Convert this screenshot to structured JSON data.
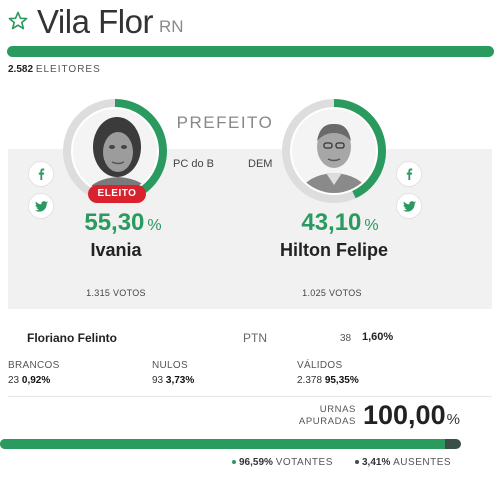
{
  "header": {
    "city": "Vila Flor",
    "state": "RN",
    "voters_count": "2.582",
    "voters_label": "ELEITORES"
  },
  "office": "PREFEITO",
  "candidates": [
    {
      "name": "Ivania",
      "party": "PC do B",
      "percent": "55,30",
      "percent_unit": "%",
      "votes": "1.315",
      "votes_label": "VOTOS",
      "badge": "ELEITO",
      "ring_fraction": 0.553
    },
    {
      "name": "Hilton Felipe",
      "party": "DEM",
      "percent": "43,10",
      "percent_unit": "%",
      "votes": "1.025",
      "votes_label": "VOTOS",
      "ring_fraction": 0.431
    }
  ],
  "others": [
    {
      "name": "Floriano Felinto",
      "party": "PTN",
      "votes": "38",
      "percent": "1,60%"
    }
  ],
  "stats": {
    "brancos": {
      "label": "BRANCOS",
      "count": "23",
      "percent": "0,92%"
    },
    "nulos": {
      "label": "NULOS",
      "count": "93",
      "percent": "3,73%"
    },
    "validos": {
      "label": "VÁLIDOS",
      "count": "2.378",
      "percent": "95,35%"
    }
  },
  "urnas": {
    "label_line1": "URNAS",
    "label_line2": "APURADAS",
    "value": "100,00",
    "unit": "%",
    "fraction": 1.0
  },
  "turnout": {
    "votantes_percent": "96,59%",
    "votantes_label": "VOTANTES",
    "ausentes_percent": "3,41%",
    "ausentes_label": "AUSENTES",
    "votantes_fraction": 0.9659
  },
  "colors": {
    "accent": "#2a9a5f",
    "dark": "#3a4f45",
    "elected_badge": "#d8232f",
    "panel": "#f1f1f1"
  },
  "icons": [
    "star-outline-icon",
    "facebook-icon",
    "twitter-icon"
  ]
}
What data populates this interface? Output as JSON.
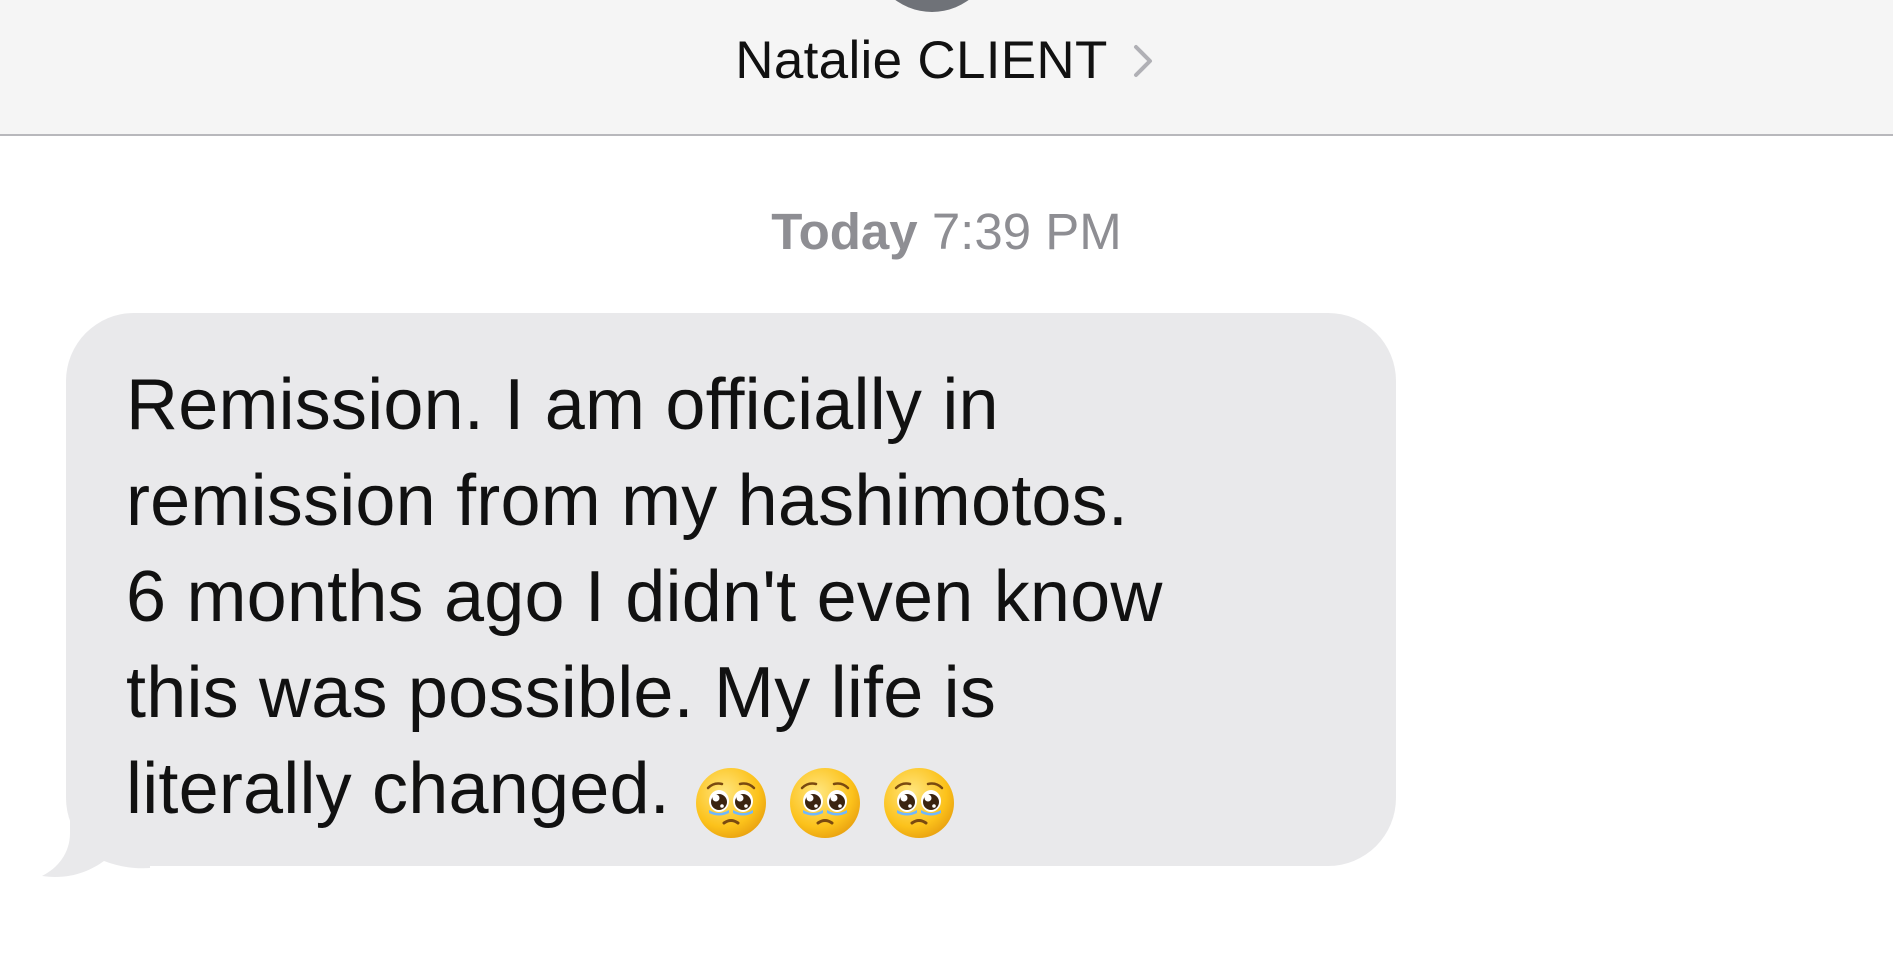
{
  "header": {
    "contact_name": "Natalie CLIENT"
  },
  "thread": {
    "timestamp_day": "Today",
    "timestamp_time": "7:39 PM"
  },
  "message": {
    "text": "Remission. I am officially in\nremission from my hashimotos.\n6 months ago I didn't even know\nthis was possible. My life is\nliterally changed.",
    "emojis": [
      "pleading-face-icon",
      "pleading-face-icon",
      "pleading-face-icon"
    ]
  },
  "colors": {
    "header_bg": "#f5f5f5",
    "bubble_bg": "#e9e9eb",
    "timestamp": "#8e8e93",
    "avatar": "#6f7278"
  }
}
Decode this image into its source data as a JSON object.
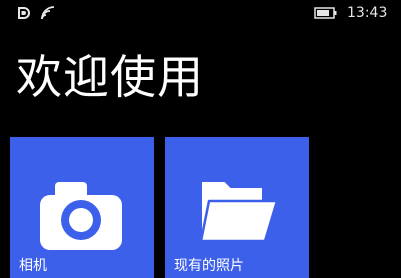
{
  "status_bar": {
    "icons": [
      "nfc-icon",
      "wifi-icon",
      "battery-icon"
    ],
    "time": "13:43"
  },
  "page": {
    "title": "欢迎使用"
  },
  "tiles": [
    {
      "label": "相机",
      "icon": "camera-icon"
    },
    {
      "label": "现有的照片",
      "icon": "folder-icon"
    }
  ],
  "colors": {
    "background": "#000000",
    "tile_accent": "#3d60ea",
    "text": "#ffffff"
  }
}
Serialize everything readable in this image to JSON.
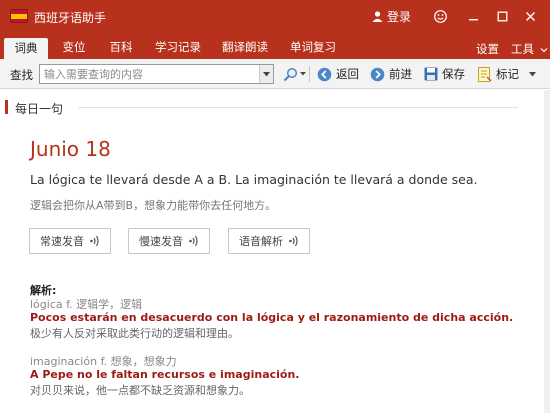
{
  "app": {
    "title": "西班牙语助手",
    "login": "登录"
  },
  "tabs": [
    "词典",
    "变位",
    "百科",
    "学习记录",
    "翻译朗读",
    "单词复习"
  ],
  "menu_right": {
    "settings": "设置",
    "tools": "工具"
  },
  "toolbar": {
    "find_label": "查找",
    "search_placeholder": "输入需要查询的内容",
    "back": "返回",
    "forward": "前进",
    "save": "保存",
    "mark": "标记"
  },
  "daily": {
    "section_title": "每日一句",
    "date": "Junio 18",
    "sentence": "La lógica te llevará desde A a B. La imaginación te llevará a donde sea.",
    "translation": "逻辑会把你从A带到B，想象力能带你去任何地方。",
    "buttons": [
      "常速发音",
      "慢速发音",
      "语音解析"
    ]
  },
  "analysis": {
    "label": "解析:",
    "items": [
      {
        "word": "lógica f. 逻辑学，逻辑",
        "example": "Pocos estarán en desacuerdo con la lógica y el razonamiento de dicha acción.",
        "example_translation": "极少有人反对采取此类行动的逻辑和理由。"
      },
      {
        "word": "imaginación f. 想象，想象力",
        "example": "A Pepe no le faltan recursos e imaginación.",
        "example_translation": "对贝贝来说，他一点都不缺乏资源和想象力。"
      }
    ]
  },
  "colors": {
    "brand": "#b8311c",
    "example_red": "#9c1a14"
  }
}
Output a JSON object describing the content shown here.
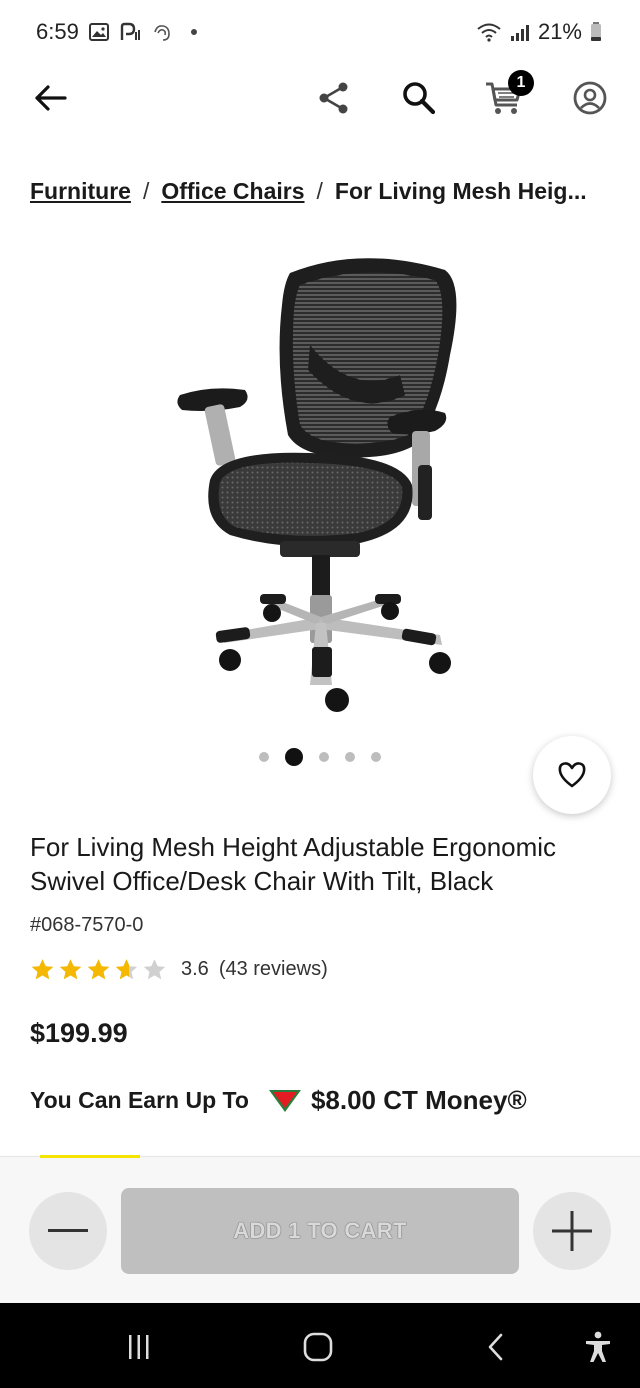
{
  "status_bar": {
    "time": "6:59",
    "battery": "21%"
  },
  "header": {
    "cart_count": "1"
  },
  "breadcrumb": {
    "items": [
      "Furniture",
      "Office Chairs"
    ],
    "separator": "/",
    "current": "For Living Mesh Heig..."
  },
  "product": {
    "title": "For Living Mesh Height Adjustable Ergonomic Swivel Office/Desk Chair With Tilt, Black",
    "sku": "#068-7570-0",
    "rating": 3.6,
    "rating_text": "3.6",
    "reviews_text": "(43 reviews)",
    "price": "$199.99",
    "carousel": {
      "count": 5,
      "active_index": 1
    }
  },
  "ct_money": {
    "label": "You Can Earn Up To",
    "amount": "$8.00 CT Money®"
  },
  "action_bar": {
    "add_to_cart_label": "ADD 1 TO CART"
  },
  "colors": {
    "star": "#f5b800",
    "star_empty": "#d0d0d0",
    "ct_red": "#e31b23",
    "accent_yellow": "#f5e400"
  }
}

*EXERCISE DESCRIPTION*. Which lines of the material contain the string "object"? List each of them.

*RESPONSE BOX*.
Decode this image into its source data as a JSON object.
Output a JSON object describing the content shown here.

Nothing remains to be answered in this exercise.